▶ Problem
Pull each line holding "JSON" out of the entries below.

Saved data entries
____________

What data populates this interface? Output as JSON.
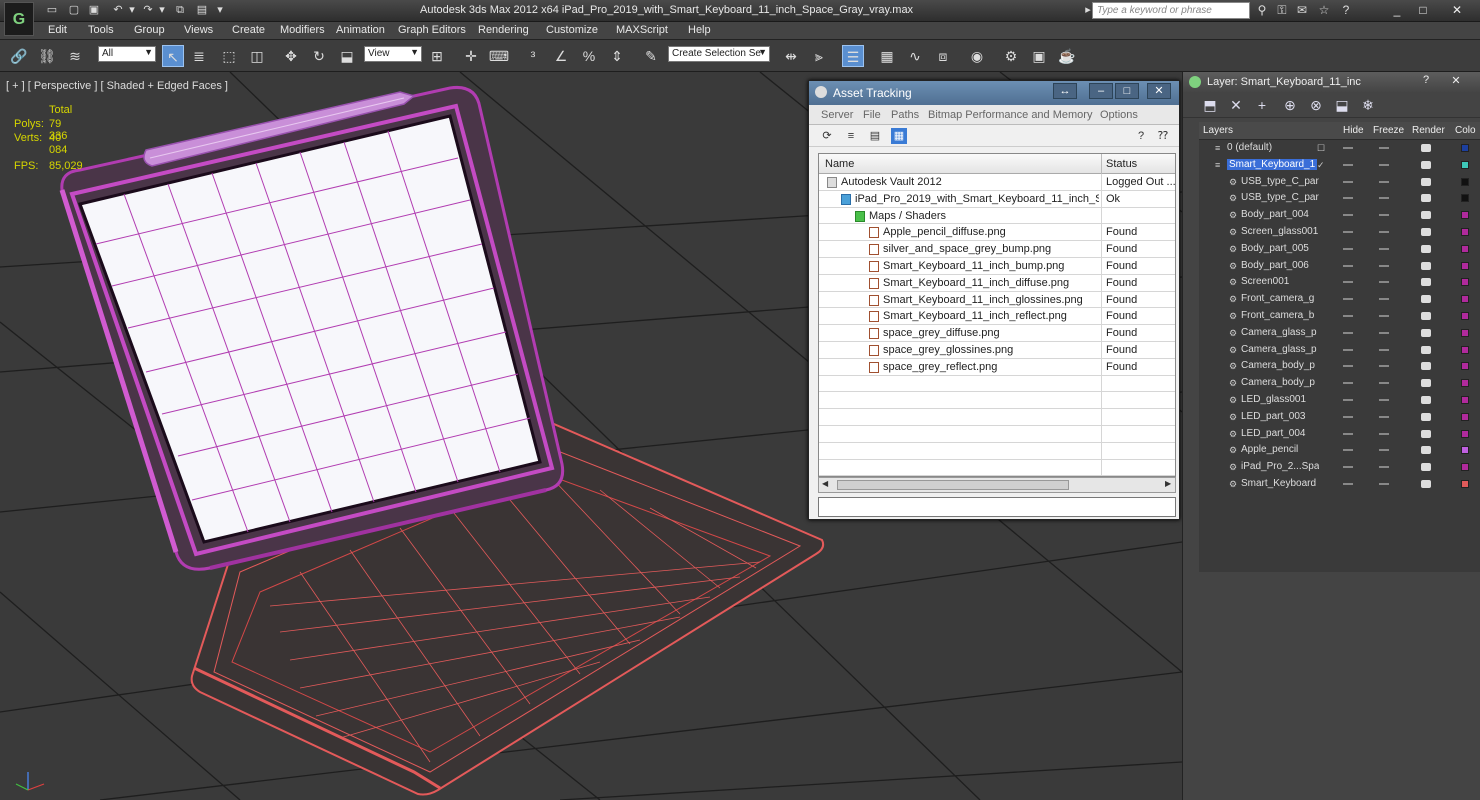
{
  "titlebar": {
    "title": "Autodesk 3ds Max  2012 x64      iPad_Pro_2019_with_Smart_Keyboard_11_inch_Space_Gray_vray.max",
    "search_placeholder": "Type a keyword or phrase",
    "app_logo_letter": "G"
  },
  "menu": [
    "Edit",
    "Tools",
    "Group",
    "Views",
    "Create",
    "Modifiers",
    "Animation",
    "Graph Editors",
    "Rendering",
    "Customize",
    "MAXScript",
    "Help"
  ],
  "toolbar": {
    "filter_value": "All",
    "ref_coord_value": "View",
    "selection_set_value": "Create Selection Se"
  },
  "viewport": {
    "label": "[ + ] [ Perspective ] [ Shaded + Edged Faces ]",
    "stats": {
      "total_label": "Total",
      "polys_label": "Polys:",
      "polys_value": "79 336",
      "verts_label": "Verts:",
      "verts_value": "40 084",
      "fps_label": "FPS:",
      "fps_value": "85,029"
    },
    "colors": {
      "tablet_wire": "#b13cb1",
      "keyboard_wire": "#e35a5a",
      "screen": "#f7f7fb",
      "grid": "#1e1e1e"
    }
  },
  "asset_tracking": {
    "title": "Asset Tracking",
    "menu": [
      "Server",
      "File",
      "Paths",
      "Bitmap Performance and Memory",
      "Options"
    ],
    "columns": {
      "name": "Name",
      "status": "Status"
    },
    "rows": [
      {
        "name": "Autodesk Vault 2012",
        "status": "Logged Out ...",
        "indent": 0
      },
      {
        "name": "iPad_Pro_2019_with_Smart_Keyboard_11_inch_S...",
        "status": "Ok",
        "indent": 1
      },
      {
        "name": "Maps / Shaders",
        "status": "",
        "indent": 2
      },
      {
        "name": "Apple_pencil_diffuse.png",
        "status": "Found",
        "indent": 3
      },
      {
        "name": "silver_and_space_grey_bump.png",
        "status": "Found",
        "indent": 3
      },
      {
        "name": "Smart_Keyboard_11_inch_bump.png",
        "status": "Found",
        "indent": 3
      },
      {
        "name": "Smart_Keyboard_11_inch_diffuse.png",
        "status": "Found",
        "indent": 3
      },
      {
        "name": "Smart_Keyboard_11_inch_glossines.png",
        "status": "Found",
        "indent": 3
      },
      {
        "name": "Smart_Keyboard_11_inch_reflect.png",
        "status": "Found",
        "indent": 3
      },
      {
        "name": "space_grey_diffuse.png",
        "status": "Found",
        "indent": 3
      },
      {
        "name": "space_grey_glossines.png",
        "status": "Found",
        "indent": 3
      },
      {
        "name": "space_grey_reflect.png",
        "status": "Found",
        "indent": 3
      }
    ]
  },
  "layer_panel": {
    "title": "Layer: Smart_Keyboard_11_inc",
    "columns": {
      "layers": "Layers",
      "hide": "Hide",
      "freeze": "Freeze",
      "render": "Render",
      "color": "Colo"
    },
    "rows": [
      {
        "name": "0 (default)",
        "level": 0,
        "color": "#1c3f9e"
      },
      {
        "name": "Smart_Keyboard_1",
        "level": 0,
        "color": "#3ec8b8",
        "selected": true
      },
      {
        "name": "USB_type_C_par",
        "level": 1,
        "color": "#111111"
      },
      {
        "name": "USB_type_C_par",
        "level": 1,
        "color": "#111111"
      },
      {
        "name": "Body_part_004",
        "level": 1,
        "color": "#b02a9c"
      },
      {
        "name": "Screen_glass001",
        "level": 1,
        "color": "#b02a9c"
      },
      {
        "name": "Body_part_005",
        "level": 1,
        "color": "#b02a9c"
      },
      {
        "name": "Body_part_006",
        "level": 1,
        "color": "#b02a9c"
      },
      {
        "name": "Screen001",
        "level": 1,
        "color": "#b02a9c"
      },
      {
        "name": "Front_camera_g",
        "level": 1,
        "color": "#b02a9c"
      },
      {
        "name": "Front_camera_b",
        "level": 1,
        "color": "#b02a9c"
      },
      {
        "name": "Camera_glass_p",
        "level": 1,
        "color": "#b02a9c"
      },
      {
        "name": "Camera_glass_p",
        "level": 1,
        "color": "#b02a9c"
      },
      {
        "name": "Camera_body_p",
        "level": 1,
        "color": "#b02a9c"
      },
      {
        "name": "Camera_body_p",
        "level": 1,
        "color": "#b02a9c"
      },
      {
        "name": "LED_glass001",
        "level": 1,
        "color": "#b02a9c"
      },
      {
        "name": "LED_part_003",
        "level": 1,
        "color": "#b02a9c"
      },
      {
        "name": "LED_part_004",
        "level": 1,
        "color": "#b02a9c"
      },
      {
        "name": "Apple_pencil",
        "level": 1,
        "color": "#c060e0"
      },
      {
        "name": "iPad_Pro_2...Spa",
        "level": 1,
        "color": "#b02a9c"
      },
      {
        "name": "Smart_Keyboard",
        "level": 1,
        "color": "#e05a5a"
      }
    ]
  }
}
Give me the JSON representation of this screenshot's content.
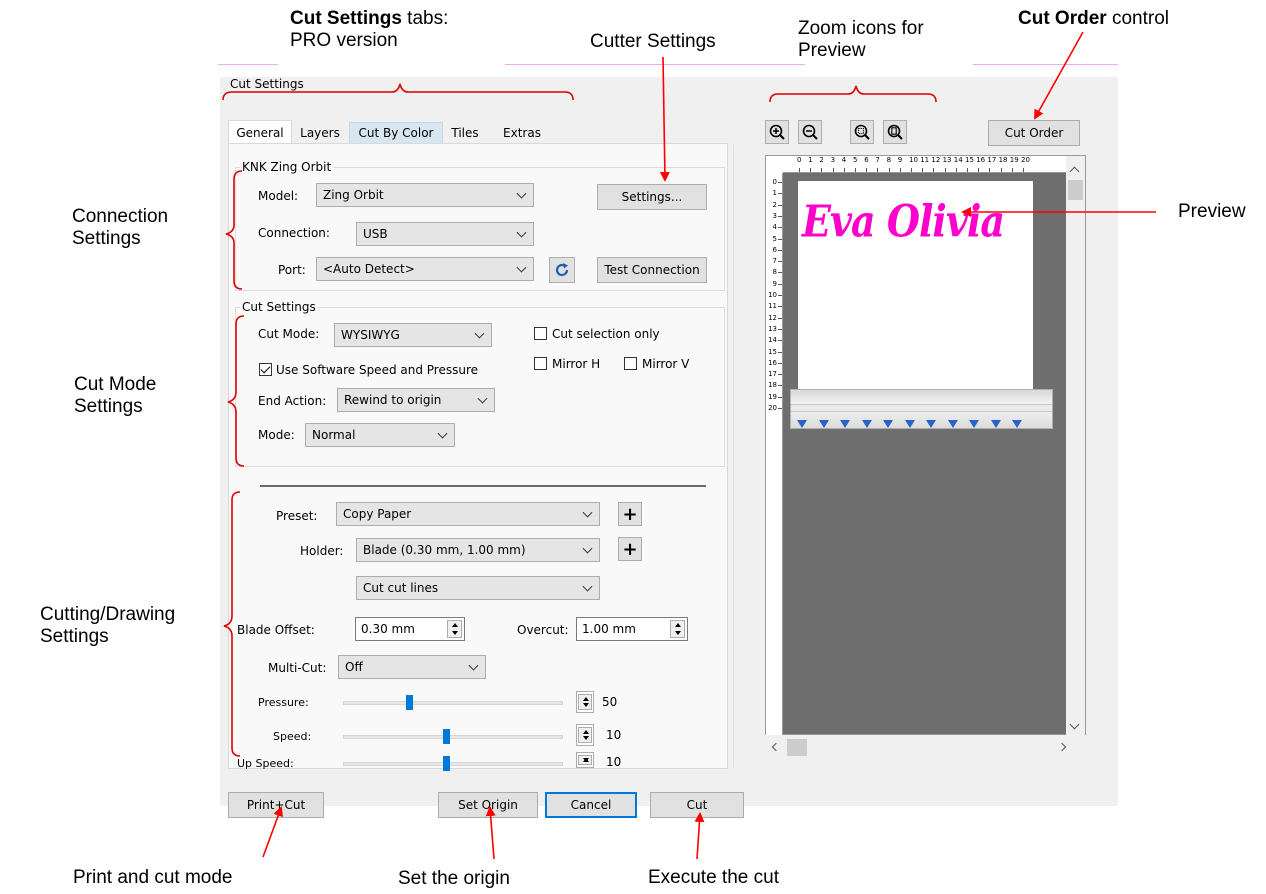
{
  "annotations": {
    "cut_settings_tabs_bold": "Cut Settings",
    "cut_settings_tabs_rest": " tabs:",
    "cut_settings_tabs_line2": "PRO version",
    "cutter_settings": "Cutter Settings",
    "zoom_icons_line1": "Zoom icons for",
    "zoom_icons_line2": "Preview",
    "cut_order_bold": "Cut Order",
    "cut_order_rest": " control",
    "connection_line1": "Connection",
    "connection_line2": "Settings",
    "cutmode_line1": "Cut Mode",
    "cutmode_line2": "Settings",
    "cutting_line1": "Cutting/Drawing",
    "cutting_line2": "Settings",
    "preview": "Preview",
    "print_and_cut": "Print and cut mode",
    "set_origin": "Set the origin",
    "execute_cut": "Execute the cut"
  },
  "dialog": {
    "title": "Cut Settings",
    "tabs": [
      "General",
      "Layers",
      "Cut By Color",
      "Tiles",
      "Extras"
    ],
    "active_tab": "General",
    "machine_group": {
      "title": "KNK Zing Orbit",
      "model_label": "Model:",
      "model_value": "Zing Orbit",
      "settings_button": "Settings...",
      "connection_label": "Connection:",
      "connection_value": "USB",
      "port_label": "Port:",
      "port_value": "<Auto Detect>",
      "test_button": "Test Connection"
    },
    "cut_group": {
      "title": "Cut Settings",
      "cut_mode_label": "Cut Mode:",
      "cut_mode_value": "WYSIWYG",
      "cut_selection_label": "Cut selection only",
      "cut_selection_checked": false,
      "mirror_h_label": "Mirror H",
      "mirror_h_checked": false,
      "mirror_v_label": "Mirror V",
      "mirror_v_checked": false,
      "software_speed_label": "Use Software Speed and Pressure",
      "software_speed_checked": true,
      "end_action_label": "End Action:",
      "end_action_value": "Rewind to origin",
      "mode_label": "Mode:",
      "mode_value": "Normal"
    },
    "cutting": {
      "preset_label": "Preset:",
      "preset_value": "Copy Paper",
      "holder_label": "Holder:",
      "holder_value": "Blade (0.30 mm, 1.00 mm)",
      "lines_value": "Cut cut lines",
      "blade_offset_label": "Blade Offset:",
      "blade_offset_value": "0.30 mm",
      "overcut_label": "Overcut:",
      "overcut_value": "1.00 mm",
      "multicut_label": "Multi-Cut:",
      "multicut_value": "Off",
      "pressure_label": "Pressure:",
      "pressure_value": "50",
      "pressure_fraction": 0.3,
      "speed_label": "Speed:",
      "speed_value": "10",
      "speed_fraction": 0.47,
      "upspeed_label": "Up Speed:",
      "upspeed_value": "10",
      "upspeed_fraction": 0.47
    },
    "preview": {
      "cut_order_button": "Cut Order",
      "ruler_top_numbers": [
        "0",
        "1",
        "2",
        "3",
        "4",
        "5",
        "6",
        "7",
        "8",
        "9",
        "10",
        "11",
        "12",
        "13",
        "14",
        "15",
        "16",
        "17",
        "18",
        "19",
        "20"
      ],
      "ruler_left_numbers": [
        "0",
        "1",
        "2",
        "3",
        "4",
        "5",
        "6",
        "7",
        "8",
        "9",
        "10",
        "11",
        "12",
        "13",
        "14",
        "15",
        "16",
        "17",
        "18",
        "19",
        "20"
      ],
      "preview_text": "Eva Olivia",
      "preview_text_color": "#ff00cc"
    },
    "bottom_buttons": {
      "print_cut": "Print+Cut",
      "set_origin": "Set Origin",
      "cancel": "Cancel",
      "cut": "Cut"
    }
  }
}
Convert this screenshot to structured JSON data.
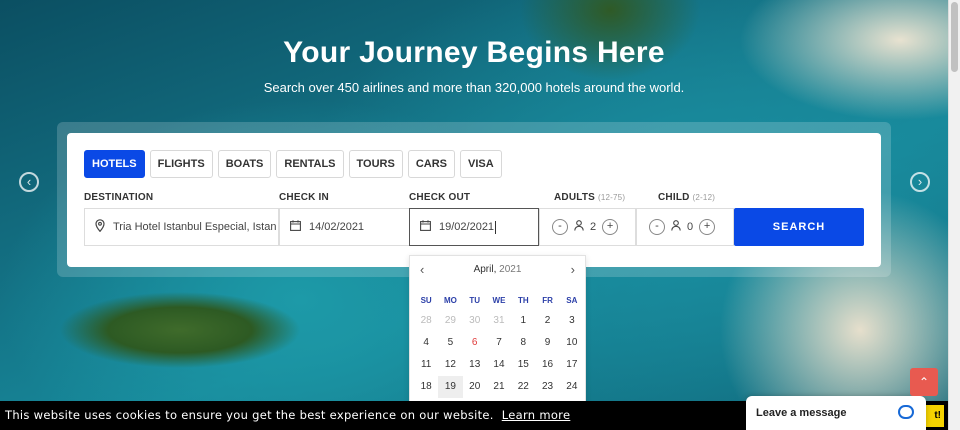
{
  "hero": {
    "title": "Your Journey Begins Here",
    "subtitle": "Search over 450 airlines and more than 320,000 hotels around the world."
  },
  "nav": {
    "prev_icon": "chevron-left-icon",
    "next_icon": "chevron-right-icon"
  },
  "tabs": [
    {
      "label": "HOTELS",
      "active": true
    },
    {
      "label": "FLIGHTS",
      "active": false
    },
    {
      "label": "BOATS",
      "active": false
    },
    {
      "label": "RENTALS",
      "active": false
    },
    {
      "label": "TOURS",
      "active": false
    },
    {
      "label": "CARS",
      "active": false
    },
    {
      "label": "VISA",
      "active": false
    }
  ],
  "form": {
    "destination_label": "DESTINATION",
    "destination_value": "Tria Hotel Istanbul Especial, Istan",
    "checkin_label": "CHECK IN",
    "checkin_value": "14/02/2021",
    "checkout_label": "CHECK OUT",
    "checkout_value": "19/02/2021",
    "adults_label": "ADULTS",
    "adults_range": "(12-75)",
    "adults_value": "2",
    "child_label": "CHILD",
    "child_range": "(2-12)",
    "child_value": "0",
    "minus": "-",
    "plus": "+",
    "search_label": "SEARCH"
  },
  "calendar": {
    "month": "April,",
    "year": "2021",
    "weekdays": [
      "SU",
      "MO",
      "TU",
      "WE",
      "TH",
      "FR",
      "SA"
    ],
    "days": [
      [
        "28",
        "29",
        "30",
        "31",
        "1",
        "2",
        "3"
      ],
      [
        "4",
        "5",
        "6",
        "7",
        "8",
        "9",
        "10"
      ],
      [
        "11",
        "12",
        "13",
        "14",
        "15",
        "16",
        "17"
      ],
      [
        "18",
        "19",
        "20",
        "21",
        "22",
        "23",
        "24"
      ]
    ],
    "muted_first_row_count": 4,
    "highlight_red": "6",
    "selected": "19"
  },
  "cookie": {
    "text": "This website uses cookies to ensure you get the best experience on our website.",
    "link": "Learn more",
    "button": "t!"
  },
  "chat": {
    "label": "Leave a message"
  },
  "colors": {
    "primary": "#0a49e6",
    "to_top": "#e85a50",
    "cookie_btn": "#f5d300"
  }
}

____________

▶ Output below
What data populates this interface? Output as JSON.
Give me the JSON representation of this screenshot's content.
Convert this screenshot to structured JSON data.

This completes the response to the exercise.